Birmingham’s brand new Black history sculpture defaced with “sickening” racist graffiti
Birmingham’s first and only sculpture celebrating Black history and heritage has been defaced with racist graffiti, in an incident described by a city MP as “sickening vandalism”.
Earlier today, local residents in Winson Green were shocked to discover the ‘Black British History is British History’ artwork – launched less than two weeks ago – had been daubed with offensive graffiti.
Created by artists Luke Perry and Canaan Brown, community organisers who commissioned the piece have been left angry after the word “N*****”, a deeply offensive slur towards Black people, was tagged in big bold letters on the sculpture, beside representations of Black soldiers and nurses.
As Birmingham’s first Black MP, Paulette Hamilton was invited to officially unveil the sculpture on Saturday 13 May alongside members from the local community.
The Member of Parliament for Birmingham Erdington said she was “shocked” and “appalled” by news of its vandalism.
“I am shocked and appalled to learn that the ‘Black British History is British History’ sculpture, that I helped unveil over a week ago has been vandalised with racist graffiti,” she said.
“The sculpture represents the struggles of generations of Black people, the discrimination they faced and the important contributions they made to British history.
“These actions don’t represent Birmingham and are a deliberate attempt to spread hate and divide communities, but we will not allow them to succeed.”
“If you have any information about who might have carried out this sickening vandalism, please get in touch with the police.”
The art piece – installed along Soho Loop Canal beside All Saints Park – features a ship mast to represent Black sailors who settled in British port cities; alongside symbols of the Roman era to represent the presence of Black people in Britain as far back as 2,000 years ago. Also included is a ‘Marshall Street’ sign immortalising the 1965 visit to Smethwick by US civil rights activist Malcolm X.

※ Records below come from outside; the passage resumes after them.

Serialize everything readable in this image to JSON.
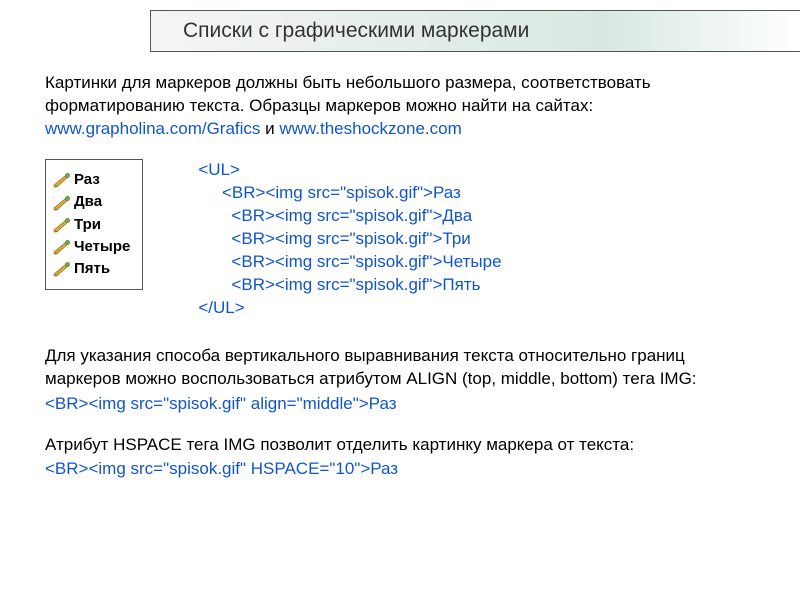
{
  "title": "Списки с графическими маркерами",
  "intro": {
    "text1": "Картинки для маркеров должны быть небольшого размера, соответствовать форматированию текста. Образцы маркеров можно найти на сайтах:",
    "link1": "www.grapholina.com/Grafics",
    "sep": " и ",
    "link2": "www.theshockzone.com"
  },
  "example_items": [
    "Раз",
    "Два",
    "Три",
    "Четыре",
    "Пять"
  ],
  "code_block": "<UL>\n     <BR><img src=\"spisok.gif\">Раз\n       <BR><img src=\"spisok.gif\">Два\n       <BR><img src=\"spisok.gif\">Три\n       <BR><img src=\"spisok.gif\">Четыре\n       <BR><img src=\"spisok.gif\">Пять\n</UL>",
  "para2": "Для указания способа вертикального выравнивания текста относительно границ маркеров можно воспользоваться атрибутом ALIGN (top, middle, bottom) тега IMG:",
  "code2": "<BR><img src=\"spisok.gif\" align=\"middle\">Раз",
  "para3": "Атрибут HSPACE тега IMG позволит отделить картинку маркера от текста:",
  "code3": "<BR><img src=\"spisok.gif\" HSPACE=\"10\">Раз"
}
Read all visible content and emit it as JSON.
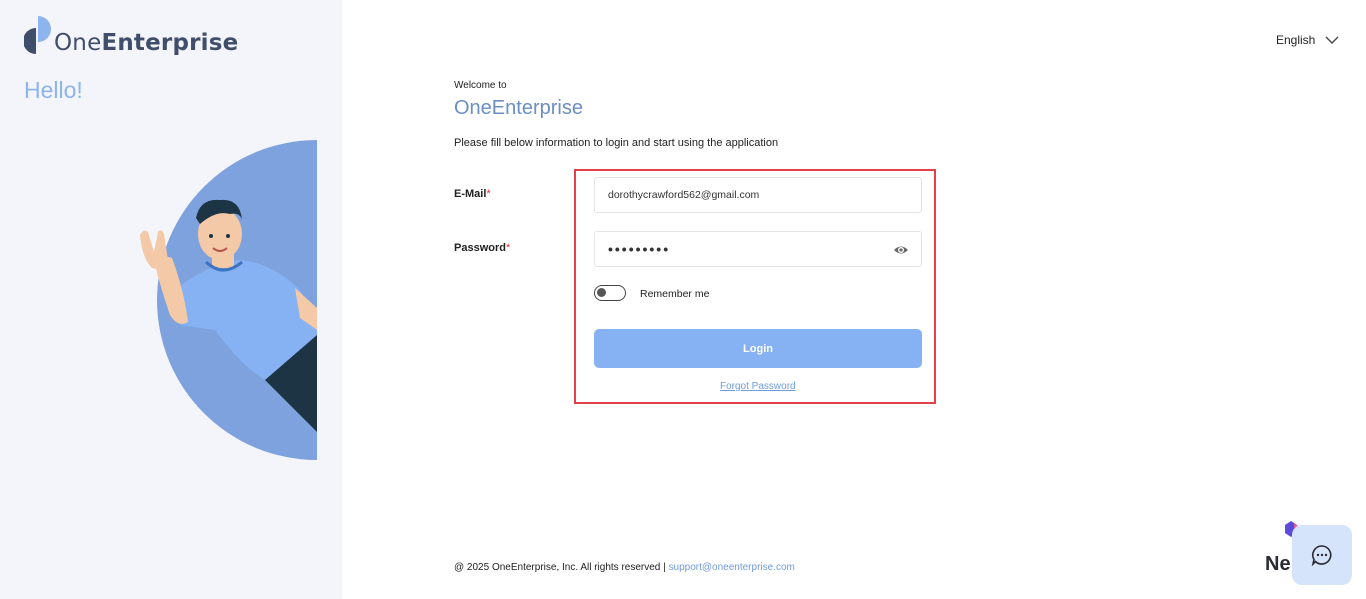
{
  "brand": {
    "logo_prefix": "One",
    "logo_suffix": "Enterprise",
    "hello": "Hello!"
  },
  "language": {
    "selected": "English"
  },
  "form": {
    "welcome": "Welcome to",
    "title": "OneEnterprise",
    "subtitle": "Please fill below information to login and start using the application",
    "email_label": "E-Mail",
    "email_value": "dorothycrawford562@gmail.com",
    "password_label": "Password",
    "password_value": "•••••••••",
    "required_mark": "*",
    "remember_label": "Remember me",
    "login_label": "Login",
    "forgot_label": "Forgot Password"
  },
  "footer": {
    "copyright": "@ 2025 OneEnterprise, Inc. All rights reserved | ",
    "support_email": "support@oneenterprise.com"
  },
  "widget": {
    "ne_text": "Ne"
  },
  "colors": {
    "accent": "#86b1f3",
    "brand_title": "#6b8fc4",
    "highlight": "#e5404a",
    "left_bg": "#f4f5fa"
  },
  "icons": [
    "logo-mark-icon",
    "chevron-down-icon",
    "eye-icon",
    "chat-icon",
    "ne-logo-icon"
  ]
}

Additional detail on the sculpture features figures including a bus conductor, an NHS nurse, a schoolboy with a raised fist; as well as reflections highlighting the contributions of writer Olaudah Equiano and British-Jamaican nurse and businesswoman Mary Seacole.
Artist Luke Perry described the work as an important part of the movement for positive change.
“This monument, designed alongside young and old members of Birmingham’s black communities, has been built entirely by the design of people with a vested interest in the positive representation of black British history,” he said.
Canaan Brown, a young engineering student who co-produced the piece under the mentorship of sculptor Perry, believes “the sculpture aims to inspire younger versions of ourselves”.
“To the black Britons, diasporans, and people in society at large, the sculpture serves as a message: Still we rise.”
The artwork is the first in a series planned to celebrate diverse communities across the city, as part of a new heritage trail.
The Black Heritage Walk Network group is one of several groups hoping to use the new cultural landmark as a heritage learning tool to foster a sense of pride and belonging, but organisers behind the project are dismayed by the malicious attack.
Aftab Rahman, CEO of Legacy West Midlands, described the attack on the sculpture as “deeply offensive” and “cowardly”.
“It has been brought to our attention that the recently installed ‘Black British History is British History’ sculpture commissioned as part of our Roundhouse to Chance Arts Trail has been defaced with racially abusive graffiti,” he told I Am Birmingham in a statement.
“We will take action to remove it immediately and a report to West Midlands Police has also been filed. This cowardly vandalism does not represent Birmingham and we condemn such acts in the strongest terms. Legacy WM remains committed to celebrating our shared heritage and cultural awareness.
“The graffiti on the statue is deeply offensive and racist. This incident takes me back to my youth, when this type of graffiti was common in public spaces – I had thought those days were behind us.
“We celebrate Birmingham for its diversity. I hope we can learn to appreciate that it was built together with the many migrant communities that chose to make it their home.”
Last year, in a similar incident, residents were left horrified after racist slurs were discovered painted across a public walkway in the Small Heath area of the city.
According to Home Office figures, more than 100,000 racist hate crimes were recorded in England and Wales for the first time in 2021, with offences against all minority groups rising by more than a quarter. Police forces recorded 155,841 hate crimes in the year ending March 2022.